● What this task involves:
What you give back must match the records below exactly.

[[ Exercise data open ]]

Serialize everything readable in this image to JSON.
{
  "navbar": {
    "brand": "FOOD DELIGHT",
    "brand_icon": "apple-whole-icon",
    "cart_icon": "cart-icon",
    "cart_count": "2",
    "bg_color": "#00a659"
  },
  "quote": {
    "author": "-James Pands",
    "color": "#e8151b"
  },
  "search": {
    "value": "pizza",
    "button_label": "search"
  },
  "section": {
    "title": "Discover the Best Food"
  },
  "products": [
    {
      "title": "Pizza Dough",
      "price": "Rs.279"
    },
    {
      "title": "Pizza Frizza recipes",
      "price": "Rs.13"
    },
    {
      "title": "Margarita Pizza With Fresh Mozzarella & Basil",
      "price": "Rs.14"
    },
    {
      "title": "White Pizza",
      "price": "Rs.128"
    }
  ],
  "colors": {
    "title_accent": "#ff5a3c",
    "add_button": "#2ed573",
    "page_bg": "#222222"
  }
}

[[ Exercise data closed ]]

● Task output:
Serialize everything readable in this image to JSON.
{
  "navbar": {
    "brand": "FOOD DELIGHT",
    "brand_icon": "apple-whole-icon",
    "cart_icon": "cart-icon",
    "cart_count": "2",
    "bg_color": "#00a659"
  },
  "quote": {
    "author": "-James Pands",
    "color": "#e8151b"
  },
  "search": {
    "value": "pizza",
    "button_label": "search"
  },
  "section": {
    "title": "Discover the Best Food"
  },
  "products": [
    {
      "title": "Pizza Dough",
      "price": "Rs.279"
    },
    {
      "title": "Pizza Frizza recipes",
      "price": "Rs.13"
    },
    {
      "title": "Margarita Pizza With Fresh Mozzarella & Basil",
      "price": "Rs.14"
    },
    {
      "title": "White Pizza",
      "price": "Rs.128"
    }
  ],
  "colors": {
    "title_accent": "#ff5a3c",
    "add_button": "#2ed573",
    "page_bg": "#222222"
  }
}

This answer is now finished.